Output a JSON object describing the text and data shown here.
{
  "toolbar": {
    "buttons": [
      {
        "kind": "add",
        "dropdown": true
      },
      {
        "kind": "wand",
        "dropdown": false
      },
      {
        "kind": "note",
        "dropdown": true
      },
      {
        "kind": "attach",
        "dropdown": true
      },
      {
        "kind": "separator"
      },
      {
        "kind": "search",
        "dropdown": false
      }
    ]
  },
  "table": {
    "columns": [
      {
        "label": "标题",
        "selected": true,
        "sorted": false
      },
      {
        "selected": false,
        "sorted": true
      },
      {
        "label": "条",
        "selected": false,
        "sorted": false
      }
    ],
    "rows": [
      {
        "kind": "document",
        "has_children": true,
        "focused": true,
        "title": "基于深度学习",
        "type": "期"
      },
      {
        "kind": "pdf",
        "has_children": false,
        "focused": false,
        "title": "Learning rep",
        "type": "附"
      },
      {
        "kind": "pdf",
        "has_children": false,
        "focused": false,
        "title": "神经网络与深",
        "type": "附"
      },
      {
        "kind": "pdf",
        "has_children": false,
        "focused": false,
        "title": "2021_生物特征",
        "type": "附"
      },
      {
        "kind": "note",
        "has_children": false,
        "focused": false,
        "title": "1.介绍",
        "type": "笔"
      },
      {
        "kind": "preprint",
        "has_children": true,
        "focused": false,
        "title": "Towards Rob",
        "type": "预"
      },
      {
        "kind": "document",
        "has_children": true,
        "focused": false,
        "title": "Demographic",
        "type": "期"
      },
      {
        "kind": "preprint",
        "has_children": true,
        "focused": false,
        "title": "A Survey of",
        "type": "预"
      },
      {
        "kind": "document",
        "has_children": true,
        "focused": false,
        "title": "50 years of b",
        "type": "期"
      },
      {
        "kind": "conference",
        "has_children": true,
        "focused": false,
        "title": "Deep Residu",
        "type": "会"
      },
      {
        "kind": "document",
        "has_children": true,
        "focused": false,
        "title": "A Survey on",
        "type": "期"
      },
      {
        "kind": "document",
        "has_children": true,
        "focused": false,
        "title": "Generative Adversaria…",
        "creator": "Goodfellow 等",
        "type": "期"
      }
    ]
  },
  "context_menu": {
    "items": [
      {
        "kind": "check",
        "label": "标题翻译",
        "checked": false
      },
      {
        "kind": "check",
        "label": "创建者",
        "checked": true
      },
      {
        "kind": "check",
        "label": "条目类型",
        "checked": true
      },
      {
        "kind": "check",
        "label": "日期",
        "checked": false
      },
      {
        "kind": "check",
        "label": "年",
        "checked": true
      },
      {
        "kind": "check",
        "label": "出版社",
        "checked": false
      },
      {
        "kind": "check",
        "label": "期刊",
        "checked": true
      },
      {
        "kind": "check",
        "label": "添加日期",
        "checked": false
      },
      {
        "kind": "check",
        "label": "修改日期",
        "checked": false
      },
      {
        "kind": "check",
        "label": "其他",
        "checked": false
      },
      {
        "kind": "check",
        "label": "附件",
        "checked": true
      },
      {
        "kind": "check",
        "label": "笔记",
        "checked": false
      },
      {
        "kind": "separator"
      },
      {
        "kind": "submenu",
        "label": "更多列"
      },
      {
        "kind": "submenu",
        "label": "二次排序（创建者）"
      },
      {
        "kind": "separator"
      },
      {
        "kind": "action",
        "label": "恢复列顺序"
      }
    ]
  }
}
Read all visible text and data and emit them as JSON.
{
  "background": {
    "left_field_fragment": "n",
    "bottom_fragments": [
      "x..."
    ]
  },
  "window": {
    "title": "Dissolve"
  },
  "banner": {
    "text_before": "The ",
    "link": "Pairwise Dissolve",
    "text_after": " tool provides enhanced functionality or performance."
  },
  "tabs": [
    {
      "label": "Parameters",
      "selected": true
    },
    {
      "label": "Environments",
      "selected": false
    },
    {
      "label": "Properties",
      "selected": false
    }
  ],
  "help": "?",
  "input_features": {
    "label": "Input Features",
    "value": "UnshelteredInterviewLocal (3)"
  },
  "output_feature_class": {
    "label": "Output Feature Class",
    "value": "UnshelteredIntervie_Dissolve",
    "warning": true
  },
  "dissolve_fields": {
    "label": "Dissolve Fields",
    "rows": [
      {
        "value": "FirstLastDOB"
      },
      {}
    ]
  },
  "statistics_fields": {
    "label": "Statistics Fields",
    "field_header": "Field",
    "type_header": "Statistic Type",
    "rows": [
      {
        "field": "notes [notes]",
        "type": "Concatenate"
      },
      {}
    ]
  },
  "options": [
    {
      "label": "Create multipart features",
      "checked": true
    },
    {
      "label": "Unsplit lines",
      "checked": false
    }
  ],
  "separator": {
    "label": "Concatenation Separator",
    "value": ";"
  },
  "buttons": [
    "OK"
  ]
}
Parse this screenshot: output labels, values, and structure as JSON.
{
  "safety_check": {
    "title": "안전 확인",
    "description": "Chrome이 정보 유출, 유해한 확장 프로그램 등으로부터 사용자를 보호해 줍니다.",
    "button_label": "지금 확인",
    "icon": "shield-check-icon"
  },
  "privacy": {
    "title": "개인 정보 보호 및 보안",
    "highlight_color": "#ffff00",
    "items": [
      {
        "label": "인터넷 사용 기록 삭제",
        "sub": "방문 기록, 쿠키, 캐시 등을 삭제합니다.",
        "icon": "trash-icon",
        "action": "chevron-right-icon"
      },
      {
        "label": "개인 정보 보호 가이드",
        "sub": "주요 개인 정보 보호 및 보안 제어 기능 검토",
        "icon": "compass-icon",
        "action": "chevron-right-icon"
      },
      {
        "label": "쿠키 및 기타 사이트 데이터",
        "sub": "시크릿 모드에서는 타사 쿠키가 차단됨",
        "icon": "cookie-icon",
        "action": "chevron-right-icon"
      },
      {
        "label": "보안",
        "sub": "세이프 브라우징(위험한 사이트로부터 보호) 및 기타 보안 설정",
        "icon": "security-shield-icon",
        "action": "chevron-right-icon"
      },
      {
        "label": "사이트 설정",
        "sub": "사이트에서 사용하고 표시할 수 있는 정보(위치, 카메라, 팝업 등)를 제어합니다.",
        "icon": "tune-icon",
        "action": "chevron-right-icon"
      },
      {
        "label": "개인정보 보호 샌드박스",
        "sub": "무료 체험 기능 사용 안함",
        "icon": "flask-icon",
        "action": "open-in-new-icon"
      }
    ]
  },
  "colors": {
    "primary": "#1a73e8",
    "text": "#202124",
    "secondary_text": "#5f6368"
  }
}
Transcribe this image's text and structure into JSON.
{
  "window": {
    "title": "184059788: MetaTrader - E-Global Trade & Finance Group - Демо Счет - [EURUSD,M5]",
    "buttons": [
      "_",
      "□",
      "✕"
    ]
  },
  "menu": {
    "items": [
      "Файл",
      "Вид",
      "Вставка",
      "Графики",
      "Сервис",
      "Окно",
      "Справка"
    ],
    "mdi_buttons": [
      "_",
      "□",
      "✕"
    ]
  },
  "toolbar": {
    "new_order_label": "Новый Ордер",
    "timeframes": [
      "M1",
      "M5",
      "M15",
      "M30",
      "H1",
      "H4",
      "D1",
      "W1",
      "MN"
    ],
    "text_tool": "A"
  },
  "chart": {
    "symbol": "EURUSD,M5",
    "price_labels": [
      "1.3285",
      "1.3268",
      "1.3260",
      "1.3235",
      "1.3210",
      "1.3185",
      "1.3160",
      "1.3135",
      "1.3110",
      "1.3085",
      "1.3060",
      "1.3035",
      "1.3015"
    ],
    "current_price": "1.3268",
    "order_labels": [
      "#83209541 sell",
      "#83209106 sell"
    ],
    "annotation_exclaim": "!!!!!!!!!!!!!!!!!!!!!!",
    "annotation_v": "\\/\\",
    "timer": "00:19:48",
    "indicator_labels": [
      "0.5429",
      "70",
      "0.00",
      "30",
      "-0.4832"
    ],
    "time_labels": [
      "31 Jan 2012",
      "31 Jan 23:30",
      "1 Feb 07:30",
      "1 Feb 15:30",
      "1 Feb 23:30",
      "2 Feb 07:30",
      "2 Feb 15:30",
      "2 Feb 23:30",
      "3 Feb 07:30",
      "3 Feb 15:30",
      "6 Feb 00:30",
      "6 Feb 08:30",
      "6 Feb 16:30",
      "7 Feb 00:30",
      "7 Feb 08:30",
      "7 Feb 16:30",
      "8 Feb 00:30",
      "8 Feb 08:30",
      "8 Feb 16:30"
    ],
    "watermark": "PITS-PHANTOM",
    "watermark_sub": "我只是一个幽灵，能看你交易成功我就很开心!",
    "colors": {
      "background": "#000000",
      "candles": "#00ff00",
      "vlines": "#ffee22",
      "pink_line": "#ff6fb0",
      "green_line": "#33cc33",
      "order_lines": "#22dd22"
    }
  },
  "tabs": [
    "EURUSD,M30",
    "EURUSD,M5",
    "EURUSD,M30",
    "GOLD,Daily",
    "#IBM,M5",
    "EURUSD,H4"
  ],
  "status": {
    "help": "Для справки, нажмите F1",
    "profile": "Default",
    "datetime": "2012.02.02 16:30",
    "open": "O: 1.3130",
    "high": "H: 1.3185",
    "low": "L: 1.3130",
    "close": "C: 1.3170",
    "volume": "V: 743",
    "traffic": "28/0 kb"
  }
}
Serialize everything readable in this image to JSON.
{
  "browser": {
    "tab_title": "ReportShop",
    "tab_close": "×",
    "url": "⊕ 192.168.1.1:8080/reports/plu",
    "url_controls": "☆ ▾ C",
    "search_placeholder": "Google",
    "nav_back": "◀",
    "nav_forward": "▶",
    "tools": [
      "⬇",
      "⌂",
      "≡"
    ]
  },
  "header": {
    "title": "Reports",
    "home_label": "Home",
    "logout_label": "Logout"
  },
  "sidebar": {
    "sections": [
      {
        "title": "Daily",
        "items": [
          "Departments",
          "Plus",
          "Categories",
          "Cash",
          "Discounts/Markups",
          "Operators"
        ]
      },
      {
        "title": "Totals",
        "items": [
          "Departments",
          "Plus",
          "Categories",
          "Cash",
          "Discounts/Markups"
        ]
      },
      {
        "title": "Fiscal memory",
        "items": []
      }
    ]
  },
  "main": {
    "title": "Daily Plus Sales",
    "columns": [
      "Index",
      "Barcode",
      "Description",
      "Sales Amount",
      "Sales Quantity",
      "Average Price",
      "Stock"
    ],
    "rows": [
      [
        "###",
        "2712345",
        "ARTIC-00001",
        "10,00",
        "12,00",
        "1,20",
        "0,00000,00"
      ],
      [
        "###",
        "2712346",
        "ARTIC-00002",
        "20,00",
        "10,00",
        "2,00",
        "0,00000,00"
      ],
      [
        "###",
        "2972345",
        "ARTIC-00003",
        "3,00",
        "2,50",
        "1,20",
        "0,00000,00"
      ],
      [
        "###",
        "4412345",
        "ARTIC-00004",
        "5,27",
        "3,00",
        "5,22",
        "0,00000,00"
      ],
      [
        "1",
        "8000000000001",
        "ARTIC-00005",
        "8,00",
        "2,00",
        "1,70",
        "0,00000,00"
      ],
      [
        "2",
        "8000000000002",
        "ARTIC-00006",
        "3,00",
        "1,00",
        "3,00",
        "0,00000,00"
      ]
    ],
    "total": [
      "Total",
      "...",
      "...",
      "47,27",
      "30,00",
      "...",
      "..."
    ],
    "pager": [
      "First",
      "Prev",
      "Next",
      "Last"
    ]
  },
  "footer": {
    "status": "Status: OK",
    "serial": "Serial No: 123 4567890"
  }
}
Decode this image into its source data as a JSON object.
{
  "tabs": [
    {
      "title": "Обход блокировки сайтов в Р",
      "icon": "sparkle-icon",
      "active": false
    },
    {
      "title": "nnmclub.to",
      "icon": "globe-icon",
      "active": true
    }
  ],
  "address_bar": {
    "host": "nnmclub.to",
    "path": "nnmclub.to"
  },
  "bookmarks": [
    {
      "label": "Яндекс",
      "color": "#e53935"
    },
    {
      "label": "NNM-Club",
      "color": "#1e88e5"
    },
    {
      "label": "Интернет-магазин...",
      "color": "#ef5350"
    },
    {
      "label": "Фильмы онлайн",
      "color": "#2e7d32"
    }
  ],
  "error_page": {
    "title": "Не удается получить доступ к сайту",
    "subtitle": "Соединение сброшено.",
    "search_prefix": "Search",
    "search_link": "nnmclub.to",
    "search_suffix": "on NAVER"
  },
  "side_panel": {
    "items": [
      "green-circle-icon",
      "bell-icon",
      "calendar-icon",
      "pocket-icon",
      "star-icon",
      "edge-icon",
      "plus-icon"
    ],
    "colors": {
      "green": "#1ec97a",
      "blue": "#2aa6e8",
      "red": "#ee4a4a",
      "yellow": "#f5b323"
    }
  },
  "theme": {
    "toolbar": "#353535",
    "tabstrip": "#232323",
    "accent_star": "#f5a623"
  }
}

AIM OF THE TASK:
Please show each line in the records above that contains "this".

WRITTEN RESPONSE:
Parse this screenshot: output labels, values, and structure as JSON.
Transcribe this image's text and structure into JSON.
Serialize everything readable in this image to JSON.
Decode this image into its source data as a JSON object.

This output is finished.